### Records for the exercise

════

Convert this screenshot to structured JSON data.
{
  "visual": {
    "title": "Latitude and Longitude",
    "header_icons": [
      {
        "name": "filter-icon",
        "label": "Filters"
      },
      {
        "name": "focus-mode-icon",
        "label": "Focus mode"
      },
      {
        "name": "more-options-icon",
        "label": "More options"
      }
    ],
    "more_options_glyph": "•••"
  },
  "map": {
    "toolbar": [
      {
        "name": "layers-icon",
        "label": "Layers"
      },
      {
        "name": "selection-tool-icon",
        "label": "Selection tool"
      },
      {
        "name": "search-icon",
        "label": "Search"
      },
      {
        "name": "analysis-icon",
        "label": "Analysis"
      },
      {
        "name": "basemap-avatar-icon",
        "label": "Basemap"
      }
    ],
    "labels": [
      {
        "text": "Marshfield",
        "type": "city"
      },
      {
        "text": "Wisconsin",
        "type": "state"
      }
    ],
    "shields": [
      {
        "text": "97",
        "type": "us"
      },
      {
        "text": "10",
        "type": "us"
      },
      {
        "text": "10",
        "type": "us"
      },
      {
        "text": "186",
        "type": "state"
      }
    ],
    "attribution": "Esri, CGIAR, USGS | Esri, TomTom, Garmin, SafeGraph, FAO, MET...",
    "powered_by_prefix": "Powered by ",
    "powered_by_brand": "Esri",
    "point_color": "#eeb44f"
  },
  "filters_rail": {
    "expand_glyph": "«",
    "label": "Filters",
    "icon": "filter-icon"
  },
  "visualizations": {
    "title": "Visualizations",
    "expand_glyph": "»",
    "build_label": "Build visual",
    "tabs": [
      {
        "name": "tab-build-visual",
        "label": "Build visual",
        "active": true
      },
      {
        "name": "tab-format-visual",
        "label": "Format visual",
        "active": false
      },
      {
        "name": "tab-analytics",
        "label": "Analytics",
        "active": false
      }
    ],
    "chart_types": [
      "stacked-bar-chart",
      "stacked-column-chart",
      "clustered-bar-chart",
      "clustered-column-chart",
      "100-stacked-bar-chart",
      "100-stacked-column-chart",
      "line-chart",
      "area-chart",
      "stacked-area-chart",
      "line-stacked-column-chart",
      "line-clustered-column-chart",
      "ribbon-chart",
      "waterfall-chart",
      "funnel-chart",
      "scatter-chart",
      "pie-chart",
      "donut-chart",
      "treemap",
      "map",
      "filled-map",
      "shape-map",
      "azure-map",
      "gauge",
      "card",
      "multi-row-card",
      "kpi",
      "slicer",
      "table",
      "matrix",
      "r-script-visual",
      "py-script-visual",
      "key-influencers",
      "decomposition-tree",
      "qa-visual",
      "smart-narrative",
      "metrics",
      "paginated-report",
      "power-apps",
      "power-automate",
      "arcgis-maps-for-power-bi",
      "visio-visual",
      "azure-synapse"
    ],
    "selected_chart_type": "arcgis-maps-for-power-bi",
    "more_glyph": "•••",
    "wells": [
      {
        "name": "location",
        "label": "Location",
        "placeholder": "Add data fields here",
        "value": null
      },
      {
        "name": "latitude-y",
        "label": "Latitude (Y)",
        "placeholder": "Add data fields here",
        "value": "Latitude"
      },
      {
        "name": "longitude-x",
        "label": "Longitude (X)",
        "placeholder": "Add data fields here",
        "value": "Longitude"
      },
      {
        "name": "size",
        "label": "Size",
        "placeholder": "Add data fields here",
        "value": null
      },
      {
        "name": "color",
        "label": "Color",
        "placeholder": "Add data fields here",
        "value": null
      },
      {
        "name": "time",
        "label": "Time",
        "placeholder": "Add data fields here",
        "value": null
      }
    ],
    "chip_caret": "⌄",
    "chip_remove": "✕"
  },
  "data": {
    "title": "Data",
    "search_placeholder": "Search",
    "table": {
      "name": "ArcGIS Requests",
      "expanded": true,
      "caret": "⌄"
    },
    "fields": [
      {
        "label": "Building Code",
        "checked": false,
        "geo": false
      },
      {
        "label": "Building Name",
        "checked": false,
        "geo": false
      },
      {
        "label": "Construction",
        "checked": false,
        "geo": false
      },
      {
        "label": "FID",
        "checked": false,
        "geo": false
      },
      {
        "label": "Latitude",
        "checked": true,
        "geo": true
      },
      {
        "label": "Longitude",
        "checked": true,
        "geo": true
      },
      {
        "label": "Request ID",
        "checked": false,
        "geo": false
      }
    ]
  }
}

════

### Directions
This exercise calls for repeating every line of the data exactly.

### Written response
Convert this screenshot to structured JSON data.
{
  "visual": {
    "title": "Latitude and Longitude",
    "header_icons": [
      {
        "name": "filter-icon",
        "label": "Filters"
      },
      {
        "name": "focus-mode-icon",
        "label": "Focus mode"
      },
      {
        "name": "more-options-icon",
        "label": "More options"
      }
    ],
    "more_options_glyph": "•••"
  },
  "map": {
    "toolbar": [
      {
        "name": "layers-icon",
        "label": "Layers"
      },
      {
        "name": "selection-tool-icon",
        "label": "Selection tool"
      },
      {
        "name": "search-icon",
        "label": "Search"
      },
      {
        "name": "analysis-icon",
        "label": "Analysis"
      },
      {
        "name": "basemap-avatar-icon",
        "label": "Basemap"
      }
    ],
    "labels": [
      {
        "text": "Marshfield",
        "type": "city"
      },
      {
        "text": "Wisconsin",
        "type": "state"
      }
    ],
    "shields": [
      {
        "text": "97",
        "type": "us"
      },
      {
        "text": "10",
        "type": "us"
      },
      {
        "text": "10",
        "type": "us"
      },
      {
        "text": "186",
        "type": "state"
      }
    ],
    "attribution": "Esri, CGIAR, USGS | Esri, TomTom, Garmin, SafeGraph, FAO, MET...",
    "powered_by_prefix": "Powered by ",
    "powered_by_brand": "Esri",
    "point_color": "#eeb44f"
  },
  "filters_rail": {
    "expand_glyph": "«",
    "label": "Filters",
    "icon": "filter-icon"
  },
  "visualizations": {
    "title": "Visualizations",
    "expand_glyph": "»",
    "build_label": "Build visual",
    "tabs": [
      {
        "name": "tab-build-visual",
        "label": "Build visual",
        "active": true
      },
      {
        "name": "tab-format-visual",
        "label": "Format visual",
        "active": false
      },
      {
        "name": "tab-analytics",
        "label": "Analytics",
        "active": false
      }
    ],
    "chart_types": [
      "stacked-bar-chart",
      "stacked-column-chart",
      "clustered-bar-chart",
      "clustered-column-chart",
      "100-stacked-bar-chart",
      "100-stacked-column-chart",
      "line-chart",
      "area-chart",
      "stacked-area-chart",
      "line-stacked-column-chart",
      "line-clustered-column-chart",
      "ribbon-chart",
      "waterfall-chart",
      "funnel-chart",
      "scatter-chart",
      "pie-chart",
      "donut-chart",
      "treemap",
      "map",
      "filled-map",
      "shape-map",
      "azure-map",
      "gauge",
      "card",
      "multi-row-card",
      "kpi",
      "slicer",
      "table",
      "matrix",
      "r-script-visual",
      "py-script-visual",
      "key-influencers",
      "decomposition-tree",
      "qa-visual",
      "smart-narrative",
      "metrics",
      "paginated-report",
      "power-apps",
      "power-automate",
      "arcgis-maps-for-power-bi",
      "visio-visual",
      "azure-synapse"
    ],
    "selected_chart_type": "arcgis-maps-for-power-bi",
    "more_glyph": "•••",
    "wells": [
      {
        "name": "location",
        "label": "Location",
        "placeholder": "Add data fields here",
        "value": null
      },
      {
        "name": "latitude-y",
        "label": "Latitude (Y)",
        "placeholder": "Add data fields here",
        "value": "Latitude"
      },
      {
        "name": "longitude-x",
        "label": "Longitude (X)",
        "placeholder": "Add data fields here",
        "value": "Longitude"
      },
      {
        "name": "size",
        "label": "Size",
        "placeholder": "Add data fields here",
        "value": null
      },
      {
        "name": "color",
        "label": "Color",
        "placeholder": "Add data fields here",
        "value": null
      },
      {
        "name": "time",
        "label": "Time",
        "placeholder": "Add data fields here",
        "value": null
      }
    ],
    "chip_caret": "⌄",
    "chip_remove": "✕"
  },
  "data": {
    "title": "Data",
    "search_placeholder": "Search",
    "table": {
      "name": "ArcGIS Requests",
      "expanded": true,
      "caret": "⌄"
    },
    "fields": [
      {
        "label": "Building Code",
        "checked": false,
        "geo": false
      },
      {
        "label": "Building Name",
        "checked": false,
        "geo": false
      },
      {
        "label": "Construction",
        "checked": false,
        "geo": false
      },
      {
        "label": "FID",
        "checked": false,
        "geo": false
      },
      {
        "label": "Latitude",
        "checked": true,
        "geo": true
      },
      {
        "label": "Longitude",
        "checked": true,
        "geo": true
      },
      {
        "label": "Request ID",
        "checked": false,
        "geo": false
      }
    ]
  }
}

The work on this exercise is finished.